A long-term study by the Nisqually Tribe is providing a better understanding of shrimp in South Sound.
“What shrimp populations are in the area is not well documented,” said Margaret Homerding, shellfish biologist for the Nisqually Tribe. “The state conducted surveys a decade ago, but did not catch any spot prawns.”
The tribe is dropping three shrimp pots every few months in various locations from the Nisqually Reach to lower Carr Inlet. Each pot location is tracked on GPS and any catch is recorded.
“We started surveying when we saw our crabbers pulling up spot prawns from their deeper pots,” Homerding said. “We are looking for all species of shrimp, but we’re focusing our efforts on spot prawns, which are the commercially valuable species.” So far, spot prawns and dock shrimp have been the most abundant species in the tribal surveys.

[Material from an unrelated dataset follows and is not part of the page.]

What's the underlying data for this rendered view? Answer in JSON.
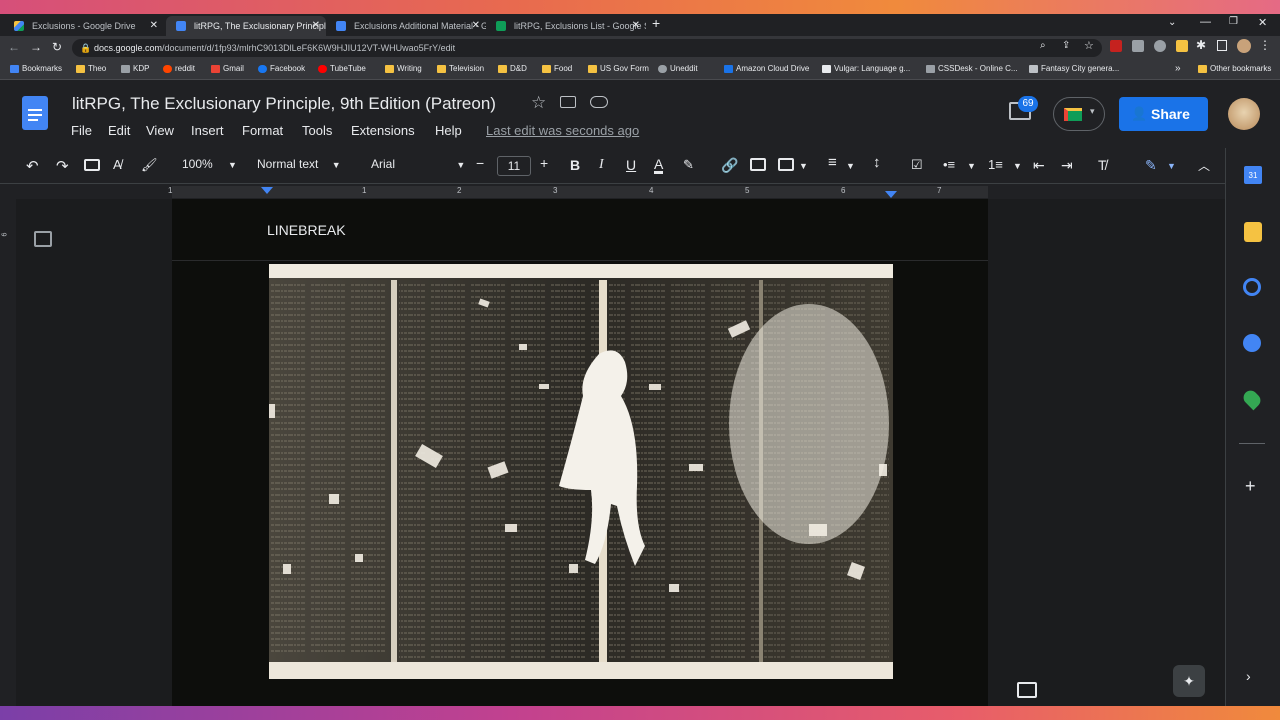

The Lower Elwha Klallam Tribe is tagging large woody debris to follow it as it moves through the newly restored Elwha River system.
“We’re tracking over 2,000 logs and tree stumps with silver tree tags, from the upstream end of Lake Mills to the river mouth,” said Vivian Leung, a doctoral student of geomorphology at University of Washington.
She’s been working with the tribe since 2012 …Continue »
I am honored and humbled to follow in the footsteps of Billy Frank Jr. as chair of the Northwest Indian Fisheries Commission.
Of course no one can ever truly replace our longtime chairman and friend Billy Frank Jr. It will take all of us to do that.
Billy wrote this column for many years. The tribes decided to keep the name to honor him and remind …Continue »
The Wild Fish Conservancy’s Kurt Beardslee recently told supporters that the group’s victory to block release of nearly a million state hatchery-produced steelhead in western Washington this fall was the “the biggest win of its type.”
While the group claims that hatchery salmon and steelhead production is undermining recovery of threatened wild stocks, WFC ignores the biggest factor …Continue »